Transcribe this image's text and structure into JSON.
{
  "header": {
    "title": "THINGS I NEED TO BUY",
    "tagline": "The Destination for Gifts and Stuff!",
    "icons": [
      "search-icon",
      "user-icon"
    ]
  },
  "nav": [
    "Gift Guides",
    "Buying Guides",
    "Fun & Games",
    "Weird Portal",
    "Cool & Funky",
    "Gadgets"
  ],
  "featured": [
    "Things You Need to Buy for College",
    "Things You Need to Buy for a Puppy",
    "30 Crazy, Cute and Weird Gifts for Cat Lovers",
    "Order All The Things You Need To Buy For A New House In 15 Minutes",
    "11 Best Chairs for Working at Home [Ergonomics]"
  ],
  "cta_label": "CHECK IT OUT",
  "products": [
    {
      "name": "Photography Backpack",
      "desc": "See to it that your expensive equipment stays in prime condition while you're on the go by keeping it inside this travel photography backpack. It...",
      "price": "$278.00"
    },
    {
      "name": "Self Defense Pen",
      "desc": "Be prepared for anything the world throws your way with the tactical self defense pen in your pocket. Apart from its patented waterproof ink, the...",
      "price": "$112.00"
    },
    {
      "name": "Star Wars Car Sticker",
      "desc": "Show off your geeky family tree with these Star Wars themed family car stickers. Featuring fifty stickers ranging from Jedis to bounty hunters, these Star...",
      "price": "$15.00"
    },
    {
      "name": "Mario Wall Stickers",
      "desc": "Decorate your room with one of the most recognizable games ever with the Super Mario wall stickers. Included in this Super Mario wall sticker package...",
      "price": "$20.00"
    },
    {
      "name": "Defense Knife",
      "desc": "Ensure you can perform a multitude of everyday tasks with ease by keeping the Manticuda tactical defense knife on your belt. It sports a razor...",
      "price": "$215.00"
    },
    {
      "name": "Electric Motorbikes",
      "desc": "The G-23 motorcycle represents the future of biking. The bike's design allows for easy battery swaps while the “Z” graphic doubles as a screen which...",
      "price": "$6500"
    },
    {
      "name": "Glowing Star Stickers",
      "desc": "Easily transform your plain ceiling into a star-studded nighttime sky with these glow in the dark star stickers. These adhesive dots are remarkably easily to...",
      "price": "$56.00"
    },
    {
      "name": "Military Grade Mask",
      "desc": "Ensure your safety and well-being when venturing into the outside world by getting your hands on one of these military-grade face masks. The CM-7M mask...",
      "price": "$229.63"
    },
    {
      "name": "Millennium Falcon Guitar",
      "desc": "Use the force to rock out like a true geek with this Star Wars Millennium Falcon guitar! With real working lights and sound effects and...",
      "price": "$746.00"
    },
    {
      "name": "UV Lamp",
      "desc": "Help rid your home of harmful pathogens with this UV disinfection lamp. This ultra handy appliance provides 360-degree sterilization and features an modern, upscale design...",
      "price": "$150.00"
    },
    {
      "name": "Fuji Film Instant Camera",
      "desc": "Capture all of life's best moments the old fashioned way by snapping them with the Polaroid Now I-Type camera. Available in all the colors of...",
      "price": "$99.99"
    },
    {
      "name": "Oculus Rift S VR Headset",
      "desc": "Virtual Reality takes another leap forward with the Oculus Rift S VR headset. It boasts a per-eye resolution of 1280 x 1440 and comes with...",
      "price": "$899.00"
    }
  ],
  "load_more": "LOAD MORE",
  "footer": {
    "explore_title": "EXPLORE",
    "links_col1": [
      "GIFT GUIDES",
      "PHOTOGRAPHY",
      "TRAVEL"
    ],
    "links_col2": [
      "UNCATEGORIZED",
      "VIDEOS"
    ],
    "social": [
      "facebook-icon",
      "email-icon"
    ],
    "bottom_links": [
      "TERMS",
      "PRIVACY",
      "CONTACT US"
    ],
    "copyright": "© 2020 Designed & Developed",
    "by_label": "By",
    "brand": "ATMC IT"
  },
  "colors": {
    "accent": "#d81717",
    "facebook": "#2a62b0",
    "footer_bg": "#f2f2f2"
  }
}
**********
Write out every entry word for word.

Transcribe this image's text and structure into JSON.
{
  "header": {
    "title": "THINGS I NEED TO BUY",
    "tagline": "The Destination for Gifts and Stuff!",
    "icons": [
      "search-icon",
      "user-icon"
    ]
  },
  "nav": [
    "Gift Guides",
    "Buying Guides",
    "Fun & Games",
    "Weird Portal",
    "Cool & Funky",
    "Gadgets"
  ],
  "featured": [
    "Things You Need to Buy for College",
    "Things You Need to Buy for a Puppy",
    "30 Crazy, Cute and Weird Gifts for Cat Lovers",
    "Order All The Things You Need To Buy For A New House In 15 Minutes",
    "11 Best Chairs for Working at Home [Ergonomics]"
  ],
  "cta_label": "CHECK IT OUT",
  "products": [
    {
      "name": "Photography Backpack",
      "desc": "See to it that your expensive equipment stays in prime condition while you're on the go by keeping it inside this travel photography backpack. It...",
      "price": "$278.00"
    },
    {
      "name": "Self Defense Pen",
      "desc": "Be prepared for anything the world throws your way with the tactical self defense pen in your pocket. Apart from its patented waterproof ink, the...",
      "price": "$112.00"
    },
    {
      "name": "Star Wars Car Sticker",
      "desc": "Show off your geeky family tree with these Star Wars themed family car stickers. Featuring fifty stickers ranging from Jedis to bounty hunters, these Star...",
      "price": "$15.00"
    },
    {
      "name": "Mario Wall Stickers",
      "desc": "Decorate your room with one of the most recognizable games ever with the Super Mario wall stickers. Included in this Super Mario wall sticker package...",
      "price": "$20.00"
    },
    {
      "name": "Defense Knife",
      "desc": "Ensure you can perform a multitude of everyday tasks with ease by keeping the Manticuda tactical defense knife on your belt. It sports a razor...",
      "price": "$215.00"
    },
    {
      "name": "Electric Motorbikes",
      "desc": "The G-23 motorcycle represents the future of biking. The bike's design allows for easy battery swaps while the “Z” graphic doubles as a screen which...",
      "price": "$6500"
    },
    {
      "name": "Glowing Star Stickers",
      "desc": "Easily transform your plain ceiling into a star-studded nighttime sky with these glow in the dark star stickers. These adhesive dots are remarkably easily to...",
      "price": "$56.00"
    },
    {
      "name": "Military Grade Mask",
      "desc": "Ensure your safety and well-being when venturing into the outside world by getting your hands on one of these military-grade face masks. The CM-7M mask...",
      "price": "$229.63"
    },
    {
      "name": "Millennium Falcon Guitar",
      "desc": "Use the force to rock out like a true geek with this Star Wars Millennium Falcon guitar! With real working lights and sound effects and...",
      "price": "$746.00"
    },
    {
      "name": "UV Lamp",
      "desc": "Help rid your home of harmful pathogens with this UV disinfection lamp. This ultra handy appliance provides 360-degree sterilization and features an modern, upscale design...",
      "price": "$150.00"
    },
    {
      "name": "Fuji Film Instant Camera",
      "desc": "Capture all of life's best moments the old fashioned way by snapping them with the Polaroid Now I-Type camera. Available in all the colors of...",
      "price": "$99.99"
    },
    {
      "name": "Oculus Rift S VR Headset",
      "desc": "Virtual Reality takes another leap forward with the Oculus Rift S VR headset. It boasts a per-eye resolution of 1280 x 1440 and comes with...",
      "price": "$899.00"
    }
  ],
  "load_more": "LOAD MORE",
  "footer": {
    "explore_title": "EXPLORE",
    "links_col1": [
      "GIFT GUIDES",
      "PHOTOGRAPHY",
      "TRAVEL"
    ],
    "links_col2": [
      "UNCATEGORIZED",
      "VIDEOS"
    ],
    "social": [
      "facebook-icon",
      "email-icon"
    ],
    "bottom_links": [
      "TERMS",
      "PRIVACY",
      "CONTACT US"
    ],
    "copyright": "© 2020 Designed & Developed",
    "by_label": "By",
    "brand": "ATMC IT"
  },
  "colors": {
    "accent": "#d81717",
    "facebook": "#2a62b0",
    "footer_bg": "#f2f2f2"
  }
}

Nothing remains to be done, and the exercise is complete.